External Shot (Photo by Vincent Lam)
Lumenhaus was designed and built by a research program at Virginia Tech as a "solar house" integrating architecture and technology. In 2010, it became the winner of the International Solar Decathlon Competition in Madrid. It has been on a travelling exhibition in various American cities, including Washington and Chicago. I was lucky enough to be able to go through it in detail while I was visiting Mies van der Rohe's Farnsworth House as a day trip from New York.
The grounds of Farnsworth House is the most appropriate site to house this experimental building because the design of the Lumenhaus was inspired by the glass house. Like Farnsworth, the north and south walls are all glass to maximise view and sunlight for the occupants, the layouts of both houses feature a central core of utilities with circulation either side.
Solar panels over entrance double up as awning (Photo by Vincent Lam)
The name "Lumenhaus" was derived from "lumen" which means "the power of light" and "haus", meaning house or home in German but more importantly, refer to the Bauhaus movement and architect Mies van der Rohe.

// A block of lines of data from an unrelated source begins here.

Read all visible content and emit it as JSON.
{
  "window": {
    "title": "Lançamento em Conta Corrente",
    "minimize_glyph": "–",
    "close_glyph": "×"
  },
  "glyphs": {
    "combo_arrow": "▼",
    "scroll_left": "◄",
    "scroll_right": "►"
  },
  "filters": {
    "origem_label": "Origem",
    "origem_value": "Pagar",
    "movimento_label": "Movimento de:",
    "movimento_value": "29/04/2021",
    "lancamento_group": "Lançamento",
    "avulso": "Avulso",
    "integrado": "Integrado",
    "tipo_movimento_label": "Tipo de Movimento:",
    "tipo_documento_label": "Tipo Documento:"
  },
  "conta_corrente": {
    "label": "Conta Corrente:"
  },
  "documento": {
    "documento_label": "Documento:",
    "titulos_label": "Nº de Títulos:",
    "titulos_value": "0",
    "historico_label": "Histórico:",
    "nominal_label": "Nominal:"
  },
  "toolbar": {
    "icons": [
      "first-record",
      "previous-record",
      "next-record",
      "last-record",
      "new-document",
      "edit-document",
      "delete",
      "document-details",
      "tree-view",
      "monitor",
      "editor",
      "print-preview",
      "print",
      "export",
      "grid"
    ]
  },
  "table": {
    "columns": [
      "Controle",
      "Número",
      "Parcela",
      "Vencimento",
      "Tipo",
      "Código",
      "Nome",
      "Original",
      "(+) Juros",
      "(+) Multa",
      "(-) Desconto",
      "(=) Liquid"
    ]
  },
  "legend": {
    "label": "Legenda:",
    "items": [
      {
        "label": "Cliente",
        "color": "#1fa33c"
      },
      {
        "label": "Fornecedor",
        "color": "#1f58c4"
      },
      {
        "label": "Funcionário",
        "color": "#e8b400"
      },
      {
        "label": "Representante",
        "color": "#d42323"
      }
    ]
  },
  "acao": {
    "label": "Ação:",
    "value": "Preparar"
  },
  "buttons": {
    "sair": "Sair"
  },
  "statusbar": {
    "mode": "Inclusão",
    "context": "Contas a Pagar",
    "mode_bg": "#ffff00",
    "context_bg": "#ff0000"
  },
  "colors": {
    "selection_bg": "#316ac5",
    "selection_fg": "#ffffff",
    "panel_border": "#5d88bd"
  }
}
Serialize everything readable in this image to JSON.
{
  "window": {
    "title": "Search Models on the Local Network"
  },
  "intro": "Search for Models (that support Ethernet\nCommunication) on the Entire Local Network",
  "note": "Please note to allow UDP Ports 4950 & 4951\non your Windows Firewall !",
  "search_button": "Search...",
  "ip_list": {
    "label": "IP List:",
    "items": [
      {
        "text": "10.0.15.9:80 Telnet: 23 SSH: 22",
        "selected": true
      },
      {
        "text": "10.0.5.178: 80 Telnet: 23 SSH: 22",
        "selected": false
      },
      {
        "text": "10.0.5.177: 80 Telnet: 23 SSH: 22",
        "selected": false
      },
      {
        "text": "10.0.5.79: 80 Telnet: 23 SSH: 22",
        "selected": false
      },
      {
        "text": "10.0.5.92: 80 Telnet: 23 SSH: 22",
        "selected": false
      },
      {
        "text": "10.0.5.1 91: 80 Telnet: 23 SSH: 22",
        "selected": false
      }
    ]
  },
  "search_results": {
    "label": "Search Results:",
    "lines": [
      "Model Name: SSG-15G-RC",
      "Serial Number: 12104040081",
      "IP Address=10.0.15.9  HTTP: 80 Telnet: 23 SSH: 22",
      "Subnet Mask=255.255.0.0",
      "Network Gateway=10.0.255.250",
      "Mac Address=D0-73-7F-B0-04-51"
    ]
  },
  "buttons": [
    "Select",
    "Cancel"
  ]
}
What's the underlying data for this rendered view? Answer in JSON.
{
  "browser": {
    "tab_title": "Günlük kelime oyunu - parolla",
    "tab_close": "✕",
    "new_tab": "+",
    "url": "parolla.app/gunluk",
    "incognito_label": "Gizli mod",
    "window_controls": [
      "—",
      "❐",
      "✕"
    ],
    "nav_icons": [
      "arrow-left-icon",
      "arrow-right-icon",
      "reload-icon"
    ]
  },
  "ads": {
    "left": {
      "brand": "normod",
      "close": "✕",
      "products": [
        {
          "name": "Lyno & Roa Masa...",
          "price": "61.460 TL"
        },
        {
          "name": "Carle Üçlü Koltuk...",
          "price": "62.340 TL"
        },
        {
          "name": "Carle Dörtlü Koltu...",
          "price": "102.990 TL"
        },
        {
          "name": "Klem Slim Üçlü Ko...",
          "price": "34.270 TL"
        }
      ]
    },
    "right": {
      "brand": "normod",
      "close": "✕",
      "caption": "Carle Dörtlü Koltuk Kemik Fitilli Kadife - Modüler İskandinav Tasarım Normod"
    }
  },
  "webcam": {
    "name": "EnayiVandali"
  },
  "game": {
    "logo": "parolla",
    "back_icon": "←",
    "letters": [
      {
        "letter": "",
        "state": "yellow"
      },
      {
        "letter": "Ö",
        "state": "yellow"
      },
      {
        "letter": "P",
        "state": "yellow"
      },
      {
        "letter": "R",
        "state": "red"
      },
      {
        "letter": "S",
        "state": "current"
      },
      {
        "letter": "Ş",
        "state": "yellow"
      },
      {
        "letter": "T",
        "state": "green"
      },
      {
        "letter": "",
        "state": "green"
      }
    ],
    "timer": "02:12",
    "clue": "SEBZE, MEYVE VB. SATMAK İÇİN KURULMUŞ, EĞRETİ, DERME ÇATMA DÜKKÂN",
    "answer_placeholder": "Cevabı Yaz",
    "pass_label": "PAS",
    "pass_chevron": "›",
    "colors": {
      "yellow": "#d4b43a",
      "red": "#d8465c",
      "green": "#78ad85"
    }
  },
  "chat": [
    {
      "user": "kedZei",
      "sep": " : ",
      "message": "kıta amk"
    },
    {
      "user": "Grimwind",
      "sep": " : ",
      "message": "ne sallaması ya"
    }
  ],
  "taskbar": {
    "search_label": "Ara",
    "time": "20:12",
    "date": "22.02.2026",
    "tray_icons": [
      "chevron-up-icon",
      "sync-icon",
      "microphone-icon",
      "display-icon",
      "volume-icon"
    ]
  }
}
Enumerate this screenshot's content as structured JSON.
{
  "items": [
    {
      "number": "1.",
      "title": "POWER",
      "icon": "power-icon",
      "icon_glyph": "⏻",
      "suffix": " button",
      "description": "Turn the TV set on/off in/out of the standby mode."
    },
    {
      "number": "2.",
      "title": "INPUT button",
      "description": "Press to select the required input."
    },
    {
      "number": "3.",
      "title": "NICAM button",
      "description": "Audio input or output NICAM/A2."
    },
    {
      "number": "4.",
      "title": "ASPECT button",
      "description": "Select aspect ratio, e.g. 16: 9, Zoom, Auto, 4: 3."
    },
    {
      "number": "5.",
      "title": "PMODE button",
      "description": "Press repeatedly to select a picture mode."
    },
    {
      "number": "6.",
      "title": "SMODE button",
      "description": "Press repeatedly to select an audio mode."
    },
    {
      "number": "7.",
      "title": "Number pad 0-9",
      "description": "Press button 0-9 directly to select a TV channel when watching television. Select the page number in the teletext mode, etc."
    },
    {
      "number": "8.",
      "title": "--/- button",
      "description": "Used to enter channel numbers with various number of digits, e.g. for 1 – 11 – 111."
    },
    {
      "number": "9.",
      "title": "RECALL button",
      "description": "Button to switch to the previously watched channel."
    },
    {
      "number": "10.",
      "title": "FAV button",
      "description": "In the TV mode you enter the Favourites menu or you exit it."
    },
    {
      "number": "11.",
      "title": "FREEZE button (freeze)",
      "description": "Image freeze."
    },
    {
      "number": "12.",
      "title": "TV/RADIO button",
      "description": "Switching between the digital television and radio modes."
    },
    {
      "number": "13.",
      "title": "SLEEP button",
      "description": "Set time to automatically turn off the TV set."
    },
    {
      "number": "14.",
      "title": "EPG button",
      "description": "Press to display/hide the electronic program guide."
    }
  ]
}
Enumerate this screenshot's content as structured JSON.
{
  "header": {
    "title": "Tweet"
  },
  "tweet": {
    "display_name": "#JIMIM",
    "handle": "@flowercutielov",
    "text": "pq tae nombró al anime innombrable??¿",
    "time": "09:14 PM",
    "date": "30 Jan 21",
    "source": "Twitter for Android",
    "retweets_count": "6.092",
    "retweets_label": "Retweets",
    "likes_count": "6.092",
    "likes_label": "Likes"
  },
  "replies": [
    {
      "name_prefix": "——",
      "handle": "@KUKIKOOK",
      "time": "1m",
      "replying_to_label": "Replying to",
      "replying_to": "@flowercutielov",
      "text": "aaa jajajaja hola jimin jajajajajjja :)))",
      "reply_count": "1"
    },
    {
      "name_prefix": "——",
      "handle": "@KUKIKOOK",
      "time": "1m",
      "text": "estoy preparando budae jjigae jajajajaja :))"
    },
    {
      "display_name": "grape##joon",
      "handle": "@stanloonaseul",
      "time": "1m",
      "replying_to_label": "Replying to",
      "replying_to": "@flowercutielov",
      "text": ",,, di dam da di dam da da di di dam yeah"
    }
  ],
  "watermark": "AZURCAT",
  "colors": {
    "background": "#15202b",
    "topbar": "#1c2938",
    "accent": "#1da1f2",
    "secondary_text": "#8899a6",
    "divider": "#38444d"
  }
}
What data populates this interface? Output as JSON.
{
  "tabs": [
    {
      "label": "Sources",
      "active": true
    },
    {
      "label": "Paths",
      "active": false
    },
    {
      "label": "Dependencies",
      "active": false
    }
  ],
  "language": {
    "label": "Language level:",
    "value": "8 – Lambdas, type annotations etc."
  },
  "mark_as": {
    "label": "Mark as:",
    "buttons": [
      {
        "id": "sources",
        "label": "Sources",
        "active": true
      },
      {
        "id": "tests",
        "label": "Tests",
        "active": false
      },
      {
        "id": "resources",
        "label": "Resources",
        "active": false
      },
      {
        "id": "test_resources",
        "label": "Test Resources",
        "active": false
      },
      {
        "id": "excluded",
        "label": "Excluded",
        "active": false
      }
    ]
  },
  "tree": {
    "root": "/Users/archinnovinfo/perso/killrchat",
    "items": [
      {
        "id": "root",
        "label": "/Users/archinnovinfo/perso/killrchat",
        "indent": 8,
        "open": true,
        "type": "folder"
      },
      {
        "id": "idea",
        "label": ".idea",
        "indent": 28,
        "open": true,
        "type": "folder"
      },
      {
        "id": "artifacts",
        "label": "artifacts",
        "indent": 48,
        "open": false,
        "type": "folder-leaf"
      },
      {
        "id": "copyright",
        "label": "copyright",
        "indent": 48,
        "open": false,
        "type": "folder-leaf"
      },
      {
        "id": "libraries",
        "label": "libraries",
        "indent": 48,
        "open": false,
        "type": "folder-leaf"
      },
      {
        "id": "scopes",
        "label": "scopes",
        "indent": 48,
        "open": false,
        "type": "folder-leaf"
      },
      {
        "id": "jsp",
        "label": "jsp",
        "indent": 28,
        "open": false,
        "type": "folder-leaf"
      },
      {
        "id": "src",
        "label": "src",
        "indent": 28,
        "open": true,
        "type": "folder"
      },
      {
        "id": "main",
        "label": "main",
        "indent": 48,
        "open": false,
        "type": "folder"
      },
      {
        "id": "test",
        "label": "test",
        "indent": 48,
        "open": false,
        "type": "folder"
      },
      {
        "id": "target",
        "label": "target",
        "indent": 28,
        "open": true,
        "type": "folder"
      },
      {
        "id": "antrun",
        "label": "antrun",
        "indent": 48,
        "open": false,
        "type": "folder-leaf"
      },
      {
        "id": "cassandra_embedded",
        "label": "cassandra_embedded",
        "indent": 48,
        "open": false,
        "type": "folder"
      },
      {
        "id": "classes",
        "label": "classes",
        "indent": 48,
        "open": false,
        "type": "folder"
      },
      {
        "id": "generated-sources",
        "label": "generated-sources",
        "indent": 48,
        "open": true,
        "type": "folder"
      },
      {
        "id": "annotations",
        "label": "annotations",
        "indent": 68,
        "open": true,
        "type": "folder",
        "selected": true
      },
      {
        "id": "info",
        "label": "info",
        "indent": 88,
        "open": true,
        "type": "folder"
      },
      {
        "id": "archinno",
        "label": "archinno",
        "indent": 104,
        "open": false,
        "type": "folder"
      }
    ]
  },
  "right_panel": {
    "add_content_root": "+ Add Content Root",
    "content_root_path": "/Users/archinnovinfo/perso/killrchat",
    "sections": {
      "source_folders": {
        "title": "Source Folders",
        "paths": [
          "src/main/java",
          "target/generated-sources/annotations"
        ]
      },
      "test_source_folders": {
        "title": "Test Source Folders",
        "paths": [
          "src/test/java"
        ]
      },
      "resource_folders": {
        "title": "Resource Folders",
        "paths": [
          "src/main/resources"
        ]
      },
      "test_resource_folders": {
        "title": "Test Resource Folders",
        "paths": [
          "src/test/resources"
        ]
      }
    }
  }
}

Lumenhaus has a very small footprint with a rectangular open plan. With the large amount of glass, the transperant house merges into its environment seamlessly and feels very generous. Fortunately, the extreme heat load in summer is controlled by the fully automated Eclipsis System. The sliding layers of screens response to weather conditions outside to balance energy efficiency with user comfort. It is a zero-energy home completely powered by the sun.
Bed becomes a sofa during the day (Photo by Vincent Lam)The entry to the house is in the middle, once inside one can either go to the bedroom at the left or the living / kitchen to the right.
Furniture was designed to be multi-function, the bed can become a sofa during the day while the kitchen bench can become a bar, offering flexibity of use and minimising the floor area / space required. As a result this small house can support functions of a much larger residence.
The modular design means that the house itself is very flexible. Multiple units can be connected to create houses with different numbers of bedrooms to adapt to the owners' changing needs.
- Vincent Lam
Living & kitchen opening out to the green (Photo by Vincent Lam)